While home inspections can be requested by the seller, it is much more common for the buyer to hire a home inspector to inspect a property before finalizing a sale. The purpose of this inspection is to highlight any issues with the home, so that the buyer can make an informed decision about whether or not to go through with their purchase.
Length of Inspection
The duration of your home inspection will depend upon the size, age, and condition of your home, as well as the weather during the inspection. Houses between 1,500 and 2,000 square feet will generally take about two hours to inspect. Add an additional 30 minutes for every 500 square feet beyond that. Homes that are in better condition have fewer issues for the inspector to evaluate and record. Most times the poorer the condition of the house, the longer the inspection will take. There are more unique systems and components in homes more than 75 years old. You can expect that older homes will take about an hour longer to inspect than newer builds.
Weather During Inspection
If your home inspector is doing their job correctly, they are going to be climbing up on the roof at some point during the inspection. This becomes a lot more difficult—or even impossible—if it is raining, snowing, or especially windy. Adverse weather conditions may mean a delay in the inspection, or require the inspector to come back and finish the job at another time.
Type of Foundation and Number of Systems
Houses with crawl spaces or basements typically take 30 minutes to an hour longer to inspect because the inspector will need to evaluate these areas as well. Your home inspector will also review each and every system in the home, including all heating, cooling, plumbing, and electrical systems. If there is an HVAC system, gas, or propane connected to the home, the inspection will take longer.
After the home inspection has been completed, the inspector will take the information they have gathered and they will put together a home inspection report that details their findings, including any fixes that should be made before purchasing the property. Receiving the report will typically take about 1 to 3 days after the inspection, though it may be a bit longer if the initial inspection was completed on the weekend or at the end of a work week.
Just So You Know

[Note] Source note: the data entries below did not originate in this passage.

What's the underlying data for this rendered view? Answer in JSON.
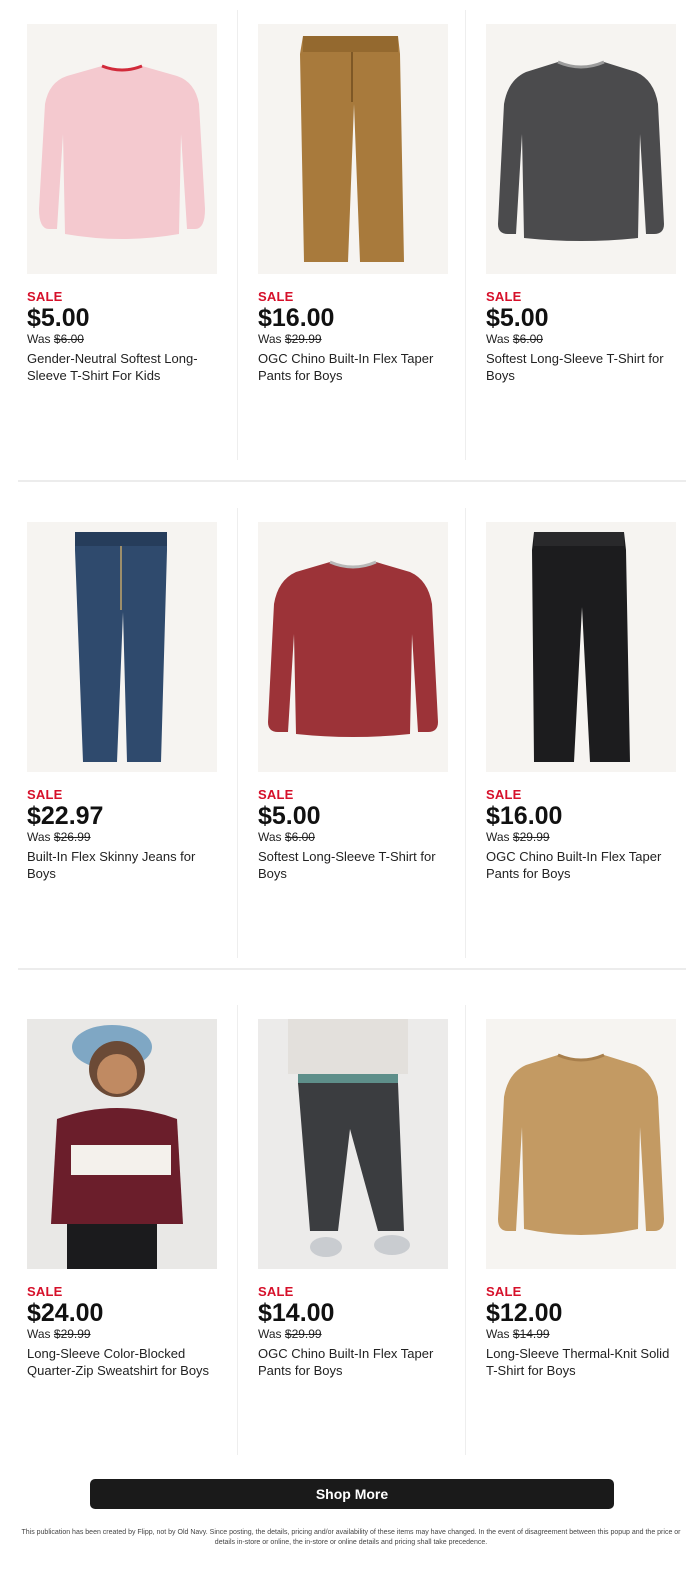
{
  "products": [
    {
      "sale": "SALE",
      "price": "$5.00",
      "was_prefix": "Was",
      "was_price": "$6.00",
      "name": "Gender-Neutral Softest Long-Sleeve T-Shirt For Kids",
      "image": "pink-long-sleeve-tshirt",
      "color": "#f4c9cf"
    },
    {
      "sale": "SALE",
      "price": "$16.00",
      "was_prefix": "Was",
      "was_price": "$29.99",
      "name": "OGC Chino Built-In Flex Taper Pants for Boys",
      "image": "tan-chino-pants",
      "color": "#a87a3c"
    },
    {
      "sale": "SALE",
      "price": "$5.00",
      "was_prefix": "Was",
      "was_price": "$6.00",
      "name": "Softest Long-Sleeve T-Shirt for Boys",
      "image": "charcoal-long-sleeve-tshirt",
      "color": "#4b4b4d"
    },
    {
      "sale": "SALE",
      "price": "$22.97",
      "was_prefix": "Was",
      "was_price": "$26.99",
      "name": "Built-In Flex Skinny Jeans for Boys",
      "image": "blue-skinny-jeans",
      "color": "#2f4a6d"
    },
    {
      "sale": "SALE",
      "price": "$5.00",
      "was_prefix": "Was",
      "was_price": "$6.00",
      "name": "Softest Long-Sleeve T-Shirt for Boys",
      "image": "red-long-sleeve-tshirt",
      "color": "#9c3338"
    },
    {
      "sale": "SALE",
      "price": "$16.00",
      "was_prefix": "Was",
      "was_price": "$29.99",
      "name": "OGC Chino Built-In Flex Taper Pants for Boys",
      "image": "black-chino-pants",
      "color": "#1c1c1e"
    },
    {
      "sale": "SALE",
      "price": "$24.00",
      "was_prefix": "Was",
      "was_price": "$29.99",
      "name": "Long-Sleeve Color-Blocked Quarter-Zip Sweatshirt for Boys",
      "image": "boy-burgundy-quarter-zip",
      "color": "#6b1e2b"
    },
    {
      "sale": "SALE",
      "price": "$14.00",
      "was_prefix": "Was",
      "was_price": "$29.99",
      "name": "OGC Chino Built-In Flex Taper Pants for Boys",
      "image": "boy-dark-chino-pants",
      "color": "#3b3d40"
    },
    {
      "sale": "SALE",
      "price": "$12.00",
      "was_prefix": "Was",
      "was_price": "$14.99",
      "name": "Long-Sleeve Thermal-Knit Solid T-Shirt for Boys",
      "image": "tan-thermal-tshirt",
      "color": "#c39a63"
    }
  ],
  "shop_more_label": "Shop More",
  "disclaimer": "This publication has been created by Flipp, not by Old Navy. Since posting, the details, pricing and/or availability of these items may have changed. In the event of disagreement between this popup and the price or details in-store or online, the in-store or online details and pricing shall take precedence.",
  "colors": {
    "sale_red": "#d6102a",
    "button_bg": "#1a1a1a",
    "image_bg": "#f6f4f1"
  }
}
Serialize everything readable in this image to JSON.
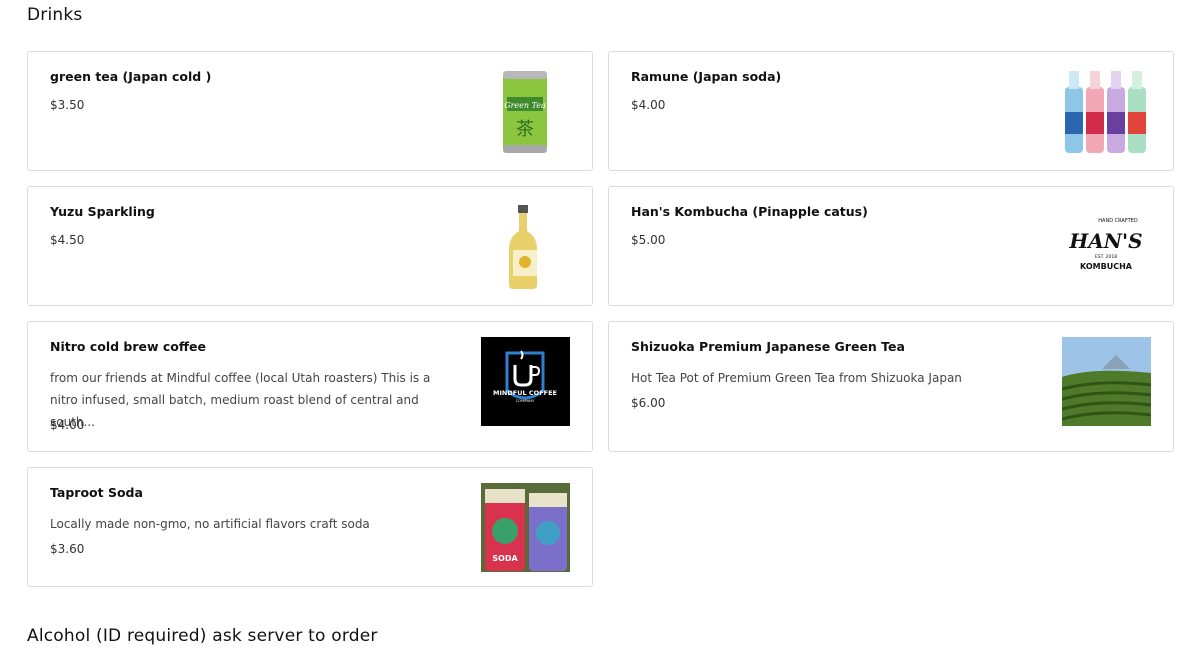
{
  "sections": [
    {
      "title": "Drinks",
      "items": [
        {
          "name": "green tea (Japan cold )",
          "description": "",
          "price": "$3.50",
          "image": "green-tea-can"
        },
        {
          "name": "Ramune (Japan soda)",
          "description": "",
          "price": "$4.00",
          "image": "ramune-bottles"
        },
        {
          "name": "Yuzu Sparkling",
          "description": "",
          "price": "$4.50",
          "image": "yuzu-bottle"
        },
        {
          "name": "Han's Kombucha (Pinapple catus)",
          "description": "",
          "price": "$5.00",
          "image": "hans-kombucha-logo"
        },
        {
          "name": "Nitro cold brew coffee",
          "description": "from our friends at Mindful coffee (local Utah roasters) This is a nitro infused, small batch, medium roast blend of central and south...",
          "price": "$4.00",
          "image": "mindful-coffee-logo"
        },
        {
          "name": "Shizuoka Premium Japanese Green Tea",
          "description": "Hot Tea Pot of Premium Green Tea from Shizuoka Japan",
          "price": "$6.00",
          "image": "tea-field-photo"
        },
        {
          "name": "Taproot Soda",
          "description": "Locally made non-gmo, no artificial flavors craft soda",
          "price": "$3.60",
          "image": "taproot-soda-cans"
        }
      ]
    },
    {
      "title": "Alcohol (ID required) ask server to order"
    }
  ],
  "image_text": {
    "green_tea_can": "Green Tea",
    "hans_logo_top": "HAND CRAFTED",
    "hans_logo_name": "HAN'S",
    "hans_logo_est": "EST. 2018",
    "hans_logo_bottom": "KOMBUCHA",
    "mindful_logo": "MINDFUL COFFEE",
    "mindful_logo_sub": "COMPANY",
    "taproot_label": "SODA"
  },
  "colors": {
    "card_border": "#dcdcdc",
    "text": "#111111",
    "muted": "#444444"
  }
}
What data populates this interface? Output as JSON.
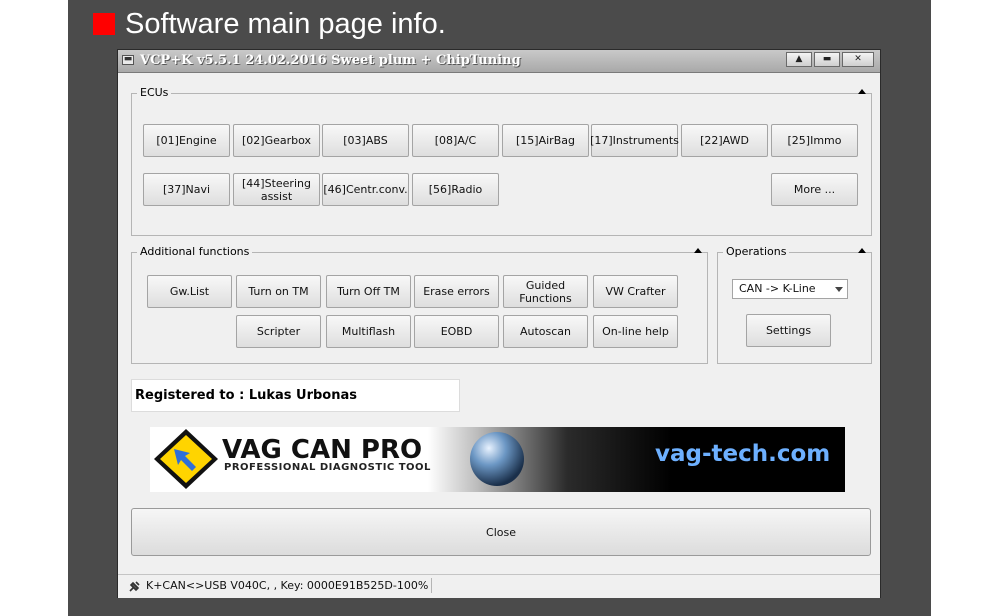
{
  "slide": {
    "title": "Software main page info."
  },
  "window": {
    "title": "VCP+K v5.5.1 24.02.2016 Sweet plum + ChipTuning",
    "controls": {
      "sysmenu": "▬",
      "restore": "▲",
      "minimize": "▬",
      "close": "✕"
    }
  },
  "ecus": {
    "label": "ECUs",
    "row1": [
      "[01]Engine",
      "[02]Gearbox",
      "[03]ABS",
      "[08]A/C",
      "[15]AirBag",
      "[17]Instruments",
      "[22]AWD",
      "[25]Immo"
    ],
    "row2": [
      "[37]Navi",
      "[44]Steering\nassist",
      "[46]Centr.conv.",
      "[56]Radio"
    ],
    "more": "More ..."
  },
  "additional": {
    "label": "Additional functions",
    "row1": [
      "Gw.List",
      "Turn on TM",
      "Turn Off TM",
      "Erase errors",
      "Guided\nFunctions",
      "VW Crafter"
    ],
    "row2": [
      "Scripter",
      "Multiflash",
      "EOBD",
      "Autoscan",
      "On-line help"
    ]
  },
  "operations": {
    "label": "Operations",
    "interface_value": "CAN -> K-Line",
    "settings": "Settings"
  },
  "registered": "Registered to : Lukas Urbonas",
  "banner": {
    "main": "VAG CAN PRO",
    "sub": "PROFESSIONAL DIAGNOSTIC TOOL",
    "site": "vag-tech.com"
  },
  "close_label": "Close",
  "status": "K+CAN<>USB V040C, , Key: 0000E91B525D-100%"
}
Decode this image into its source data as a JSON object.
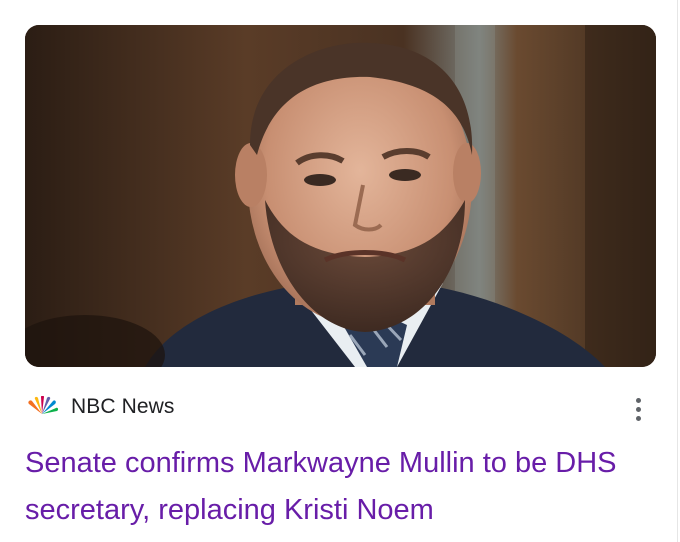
{
  "card": {
    "image_alt": "Man with beard in dark suit and tie",
    "source": {
      "name": "NBC News",
      "logo_icon": "nbc-peacock-icon"
    },
    "more_icon": "more-vert-icon",
    "headline": "Senate confirms Markwayne Mullin to be DHS secretary, replacing Kristi Noem"
  },
  "colors": {
    "headline_visited": "#681da8",
    "source_text": "#202124",
    "icon_gray": "#5f6368"
  }
}
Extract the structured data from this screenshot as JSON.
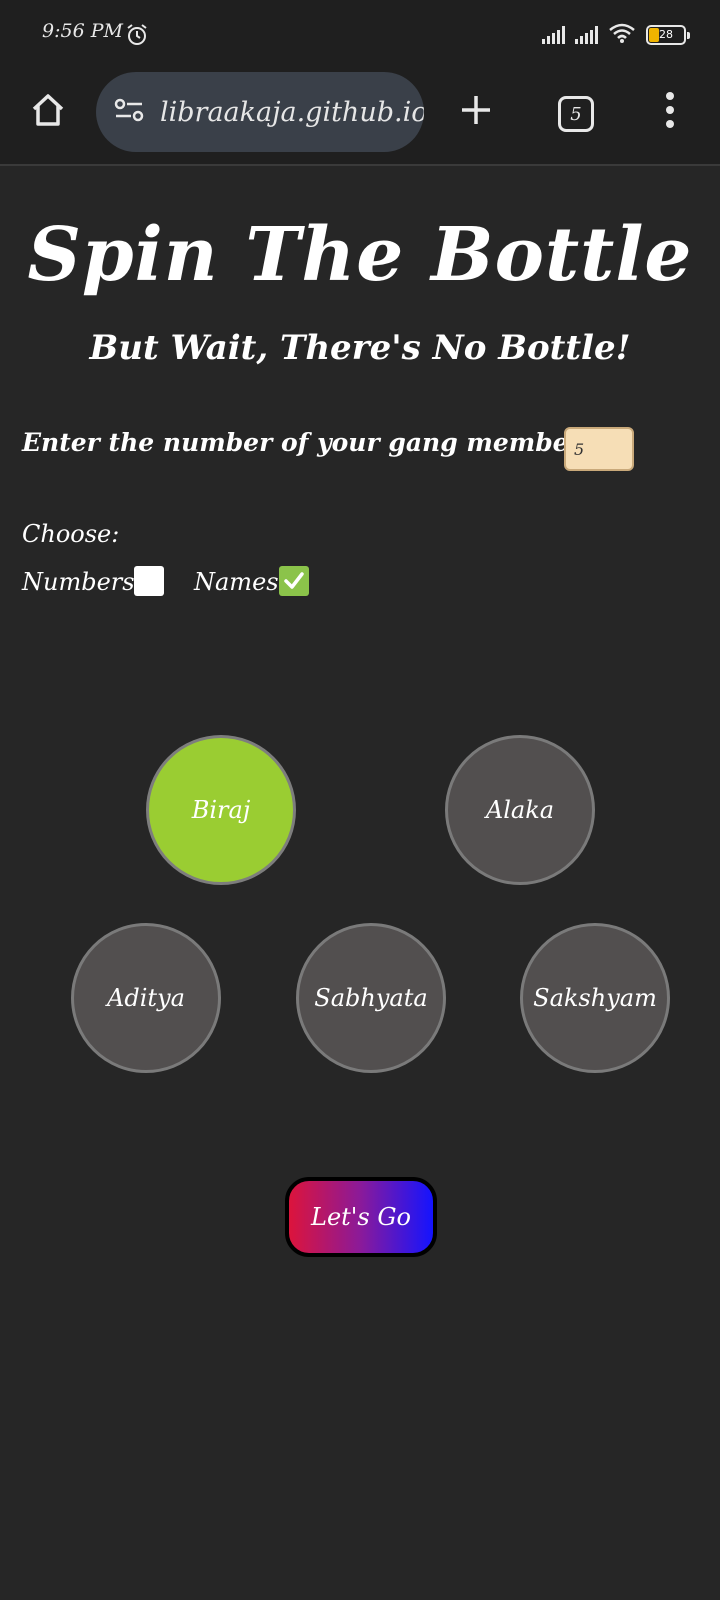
{
  "status_bar": {
    "time": "9:56 PM",
    "battery_level": "28"
  },
  "browser": {
    "url": "libraakaja.github.io/:",
    "tab_count": "5"
  },
  "page": {
    "title": "Spin The Bottle",
    "subtitle": "But Wait, There's No Bottle!",
    "members_label": "Enter the number of your gang members:",
    "members_value": "5",
    "choose_label": "Choose:",
    "options": {
      "numbers_label": "Numbers",
      "numbers_checked": false,
      "names_label": "Names",
      "names_checked": true
    },
    "members": [
      "Biraj",
      "Alaka",
      "Aditya",
      "Sabhyata",
      "Sakshyam"
    ],
    "selected_member": "Biraj",
    "go_button": "Let's Go"
  },
  "colors": {
    "background": "#262626",
    "selected_circle": "#9acd32",
    "circle": "#524f4f",
    "input_bg": "#f6deb6",
    "checkbox_checked": "#8bc34a",
    "button_gradient_start": "#dc143c",
    "button_gradient_end": "#1414ff"
  }
}
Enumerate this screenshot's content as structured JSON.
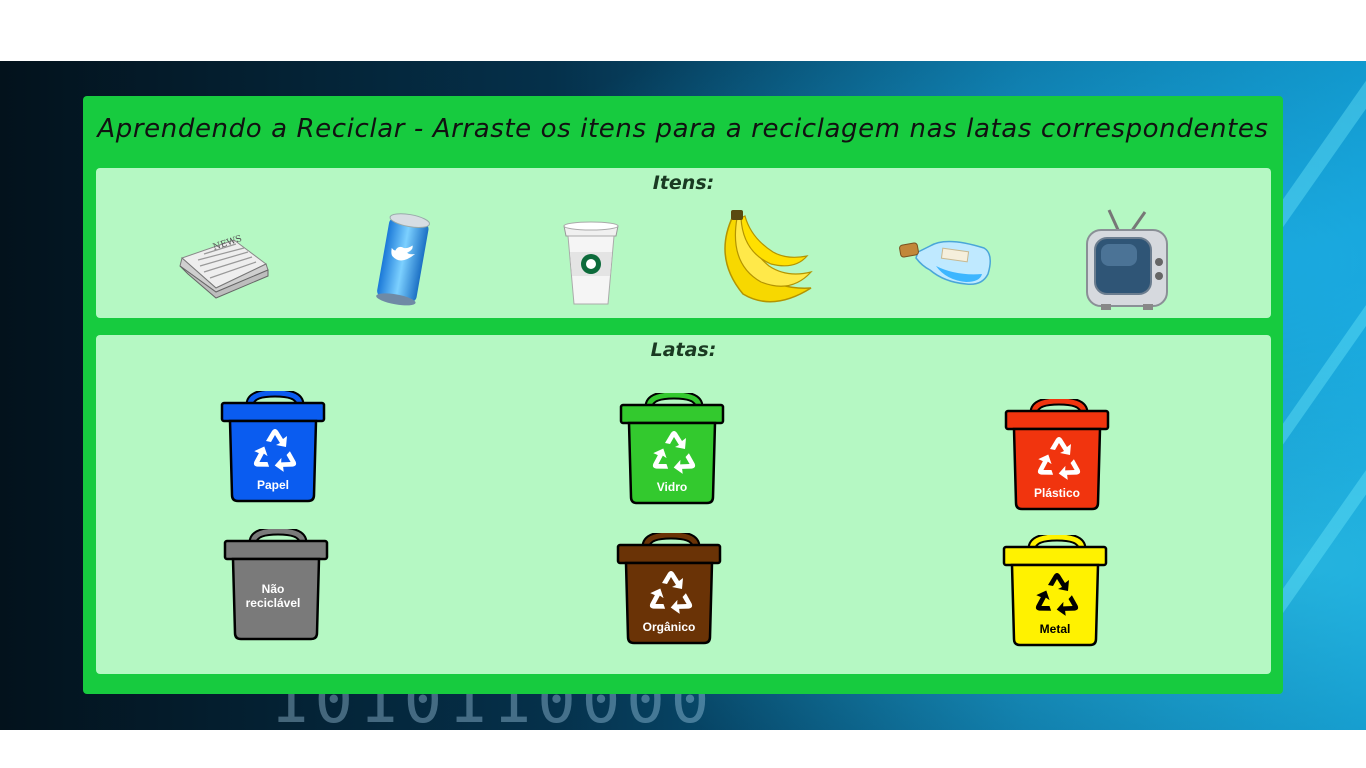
{
  "title": "Aprendendo a Reciclar - Arraste os itens para a reciclagem nas latas correspondentes",
  "items_section": {
    "label": "Itens:",
    "items": [
      "newspaper-icon",
      "soda-can-icon",
      "coffee-cup-icon",
      "banana-icon",
      "glass-bottle-icon",
      "television-icon"
    ]
  },
  "cans_section": {
    "label": "Latas:",
    "cans": [
      {
        "label_line1": "Papel",
        "label_line2": "",
        "color": "#0a5cf0",
        "symbol_color": "#ffffff"
      },
      {
        "label_line1": "Vidro",
        "label_line2": "",
        "color": "#33c92e",
        "symbol_color": "#ffffff"
      },
      {
        "label_line1": "Plástico",
        "label_line2": "",
        "color": "#f1340e",
        "symbol_color": "#ffffff"
      },
      {
        "label_line1": "Não",
        "label_line2": "reciclável",
        "color": "#7a7a7a",
        "symbol_color": "#ffffff"
      },
      {
        "label_line1": "Orgânico",
        "label_line2": "",
        "color": "#6a3306",
        "symbol_color": "#ffffff"
      },
      {
        "label_line1": "Metal",
        "label_line2": "",
        "color": "#fff200",
        "symbol_color": "#000000"
      }
    ]
  }
}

You are not required to be present at the inspection, but you should plan to be there to get the most value from the process. The inspection is the best opportunity you will have to speak with a knowledgeable, experienced, and unbiased professional about the condition of the home you intend to purchase. The inspector is not a contractor, their job is to give you an impartial, accurate, and detailed analysis of the home you are considering.